◆ **Exercise instructions**
Line by line, copy the material below exactly as given.

◆ **Given data**

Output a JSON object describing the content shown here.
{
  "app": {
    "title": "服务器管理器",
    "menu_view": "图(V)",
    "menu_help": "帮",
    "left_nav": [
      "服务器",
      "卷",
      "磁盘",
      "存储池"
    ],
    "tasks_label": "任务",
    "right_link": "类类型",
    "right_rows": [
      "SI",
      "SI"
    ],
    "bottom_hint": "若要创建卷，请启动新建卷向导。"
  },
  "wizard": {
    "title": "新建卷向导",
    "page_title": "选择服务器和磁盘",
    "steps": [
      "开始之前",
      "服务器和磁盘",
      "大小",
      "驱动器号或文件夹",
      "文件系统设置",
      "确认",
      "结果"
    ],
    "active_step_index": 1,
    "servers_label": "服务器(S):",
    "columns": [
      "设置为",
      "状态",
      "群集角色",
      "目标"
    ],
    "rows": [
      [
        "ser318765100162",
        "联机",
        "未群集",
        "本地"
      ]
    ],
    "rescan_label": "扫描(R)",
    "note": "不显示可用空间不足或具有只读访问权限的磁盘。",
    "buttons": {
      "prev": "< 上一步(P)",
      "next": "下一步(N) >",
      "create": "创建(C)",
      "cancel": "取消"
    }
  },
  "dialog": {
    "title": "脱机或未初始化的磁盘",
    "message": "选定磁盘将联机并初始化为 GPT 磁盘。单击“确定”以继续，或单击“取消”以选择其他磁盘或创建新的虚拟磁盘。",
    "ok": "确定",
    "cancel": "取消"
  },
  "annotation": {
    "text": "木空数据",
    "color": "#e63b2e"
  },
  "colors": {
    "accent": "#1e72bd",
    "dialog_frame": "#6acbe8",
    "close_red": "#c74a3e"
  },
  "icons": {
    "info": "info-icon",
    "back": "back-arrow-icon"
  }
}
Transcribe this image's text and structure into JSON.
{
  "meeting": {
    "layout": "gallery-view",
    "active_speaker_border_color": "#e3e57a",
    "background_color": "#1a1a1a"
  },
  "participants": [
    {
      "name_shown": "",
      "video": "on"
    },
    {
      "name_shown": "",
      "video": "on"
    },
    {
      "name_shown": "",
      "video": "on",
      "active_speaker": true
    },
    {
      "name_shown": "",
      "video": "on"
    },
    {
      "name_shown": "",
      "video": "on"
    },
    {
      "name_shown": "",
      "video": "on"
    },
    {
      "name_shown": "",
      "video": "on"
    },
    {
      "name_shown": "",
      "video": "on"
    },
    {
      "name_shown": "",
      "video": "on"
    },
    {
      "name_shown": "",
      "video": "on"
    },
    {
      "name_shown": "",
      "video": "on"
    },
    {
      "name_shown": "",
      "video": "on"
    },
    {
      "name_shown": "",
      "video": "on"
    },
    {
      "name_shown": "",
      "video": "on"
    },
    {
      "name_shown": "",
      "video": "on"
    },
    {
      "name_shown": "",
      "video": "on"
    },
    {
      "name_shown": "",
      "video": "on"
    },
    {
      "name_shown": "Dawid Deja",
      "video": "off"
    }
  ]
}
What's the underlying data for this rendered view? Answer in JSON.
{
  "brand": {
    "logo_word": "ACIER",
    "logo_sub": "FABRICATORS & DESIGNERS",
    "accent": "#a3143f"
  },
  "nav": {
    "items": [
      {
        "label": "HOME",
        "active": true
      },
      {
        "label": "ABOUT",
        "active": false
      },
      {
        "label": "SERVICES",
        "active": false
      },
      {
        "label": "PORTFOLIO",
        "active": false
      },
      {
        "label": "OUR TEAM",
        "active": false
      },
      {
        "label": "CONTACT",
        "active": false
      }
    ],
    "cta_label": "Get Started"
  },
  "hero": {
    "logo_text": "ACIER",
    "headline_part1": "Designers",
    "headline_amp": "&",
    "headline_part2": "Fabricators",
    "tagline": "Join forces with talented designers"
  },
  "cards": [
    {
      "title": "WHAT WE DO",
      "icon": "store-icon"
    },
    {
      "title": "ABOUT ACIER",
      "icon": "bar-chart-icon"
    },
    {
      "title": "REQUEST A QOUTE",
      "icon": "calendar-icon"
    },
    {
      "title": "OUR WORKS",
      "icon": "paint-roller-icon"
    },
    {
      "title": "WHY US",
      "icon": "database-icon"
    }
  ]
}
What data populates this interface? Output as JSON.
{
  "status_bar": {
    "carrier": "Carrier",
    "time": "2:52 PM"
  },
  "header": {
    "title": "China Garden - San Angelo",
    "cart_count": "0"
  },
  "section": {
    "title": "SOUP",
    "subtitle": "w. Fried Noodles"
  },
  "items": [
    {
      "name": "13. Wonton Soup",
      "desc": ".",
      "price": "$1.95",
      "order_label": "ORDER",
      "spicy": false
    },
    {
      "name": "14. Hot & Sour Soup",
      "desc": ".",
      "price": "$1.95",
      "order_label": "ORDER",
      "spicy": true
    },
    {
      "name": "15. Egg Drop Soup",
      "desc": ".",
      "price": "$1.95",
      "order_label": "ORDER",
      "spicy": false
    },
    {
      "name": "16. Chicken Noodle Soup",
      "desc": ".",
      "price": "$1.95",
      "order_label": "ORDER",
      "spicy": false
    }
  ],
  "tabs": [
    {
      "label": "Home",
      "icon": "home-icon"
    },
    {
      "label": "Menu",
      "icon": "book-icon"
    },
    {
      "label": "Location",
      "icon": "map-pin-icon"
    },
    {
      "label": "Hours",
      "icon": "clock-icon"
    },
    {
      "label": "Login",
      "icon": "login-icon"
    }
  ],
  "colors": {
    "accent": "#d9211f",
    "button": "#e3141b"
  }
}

◆ **Answer space**
Output a JSON object describing the content shown here.
{
  "app": {
    "title": "服务器管理器",
    "menu_view": "图(V)",
    "menu_help": "帮",
    "left_nav": [
      "服务器",
      "卷",
      "磁盘",
      "存储池"
    ],
    "tasks_label": "任务",
    "right_link": "类类型",
    "right_rows": [
      "SI",
      "SI"
    ],
    "bottom_hint": "若要创建卷，请启动新建卷向导。"
  },
  "wizard": {
    "title": "新建卷向导",
    "page_title": "选择服务器和磁盘",
    "steps": [
      "开始之前",
      "服务器和磁盘",
      "大小",
      "驱动器号或文件夹",
      "文件系统设置",
      "确认",
      "结果"
    ],
    "active_step_index": 1,
    "servers_label": "服务器(S):",
    "columns": [
      "设置为",
      "状态",
      "群集角色",
      "目标"
    ],
    "rows": [
      [
        "ser318765100162",
        "联机",
        "未群集",
        "本地"
      ]
    ],
    "rescan_label": "扫描(R)",
    "note": "不显示可用空间不足或具有只读访问权限的磁盘。",
    "buttons": {
      "prev": "< 上一步(P)",
      "next": "下一步(N) >",
      "create": "创建(C)",
      "cancel": "取消"
    }
  },
  "dialog": {
    "title": "脱机或未初始化的磁盘",
    "message": "选定磁盘将联机并初始化为 GPT 磁盘。单击“确定”以继续，或单击“取消”以选择其他磁盘或创建新的虚拟磁盘。",
    "ok": "确定",
    "cancel": "取消"
  },
  "annotation": {
    "text": "木空数据",
    "color": "#e63b2e"
  },
  "colors": {
    "accent": "#1e72bd",
    "dialog_frame": "#6acbe8",
    "close_red": "#c74a3e"
  },
  "icons": {
    "info": "info-icon",
    "back": "back-arrow-icon"
  }
}
Transcribe this image's text and structure into JSON.
{
  "meeting": {
    "layout": "gallery-view",
    "active_speaker_border_color": "#e3e57a",
    "background_color": "#1a1a1a"
  },
  "participants": [
    {
      "name_shown": "",
      "video": "on"
    },
    {
      "name_shown": "",
      "video": "on"
    },
    {
      "name_shown": "",
      "video": "on",
      "active_speaker": true
    },
    {
      "name_shown": "",
      "video": "on"
    },
    {
      "name_shown": "",
      "video": "on"
    },
    {
      "name_shown": "",
      "video": "on"
    },
    {
      "name_shown": "",
      "video": "on"
    },
    {
      "name_shown": "",
      "video": "on"
    },
    {
      "name_shown": "",
      "video": "on"
    },
    {
      "name_shown": "",
      "video": "on"
    },
    {
      "name_shown": "",
      "video": "on"
    },
    {
      "name_shown": "",
      "video": "on"
    },
    {
      "name_shown": "",
      "video": "on"
    },
    {
      "name_shown": "",
      "video": "on"
    },
    {
      "name_shown": "",
      "video": "on"
    },
    {
      "name_shown": "",
      "video": "on"
    },
    {
      "name_shown": "",
      "video": "on"
    },
    {
      "name_shown": "Dawid Deja",
      "video": "off"
    }
  ]
}
What's the underlying data for this rendered view? Answer in JSON.
{
  "brand": {
    "logo_word": "ACIER",
    "logo_sub": "FABRICATORS & DESIGNERS",
    "accent": "#a3143f"
  },
  "nav": {
    "items": [
      {
        "label": "HOME",
        "active": true
      },
      {
        "label": "ABOUT",
        "active": false
      },
      {
        "label": "SERVICES",
        "active": false
      },
      {
        "label": "PORTFOLIO",
        "active": false
      },
      {
        "label": "OUR TEAM",
        "active": false
      },
      {
        "label": "CONTACT",
        "active": false
      }
    ],
    "cta_label": "Get Started"
  },
  "hero": {
    "logo_text": "ACIER",
    "headline_part1": "Designers",
    "headline_amp": "&",
    "headline_part2": "Fabricators",
    "tagline": "Join forces with talented designers"
  },
  "cards": [
    {
      "title": "WHAT WE DO",
      "icon": "store-icon"
    },
    {
      "title": "ABOUT ACIER",
      "icon": "bar-chart-icon"
    },
    {
      "title": "REQUEST A QOUTE",
      "icon": "calendar-icon"
    },
    {
      "title": "OUR WORKS",
      "icon": "paint-roller-icon"
    },
    {
      "title": "WHY US",
      "icon": "database-icon"
    }
  ]
}
What data populates this interface? Output as JSON.
{
  "status_bar": {
    "carrier": "Carrier",
    "time": "2:52 PM"
  },
  "header": {
    "title": "China Garden - San Angelo",
    "cart_count": "0"
  },
  "section": {
    "title": "SOUP",
    "subtitle": "w. Fried Noodles"
  },
  "items": [
    {
      "name": "13. Wonton Soup",
      "desc": ".",
      "price": "$1.95",
      "order_label": "ORDER",
      "spicy": false
    },
    {
      "name": "14. Hot & Sour Soup",
      "desc": ".",
      "price": "$1.95",
      "order_label": "ORDER",
      "spicy": true
    },
    {
      "name": "15. Egg Drop Soup",
      "desc": ".",
      "price": "$1.95",
      "order_label": "ORDER",
      "spicy": false
    },
    {
      "name": "16. Chicken Noodle Soup",
      "desc": ".",
      "price": "$1.95",
      "order_label": "ORDER",
      "spicy": false
    }
  ],
  "tabs": [
    {
      "label": "Home",
      "icon": "home-icon"
    },
    {
      "label": "Menu",
      "icon": "book-icon"
    },
    {
      "label": "Location",
      "icon": "map-pin-icon"
    },
    {
      "label": "Hours",
      "icon": "clock-icon"
    },
    {
      "label": "Login",
      "icon": "login-icon"
    }
  ],
  "colors": {
    "accent": "#d9211f",
    "button": "#e3141b"
  }
}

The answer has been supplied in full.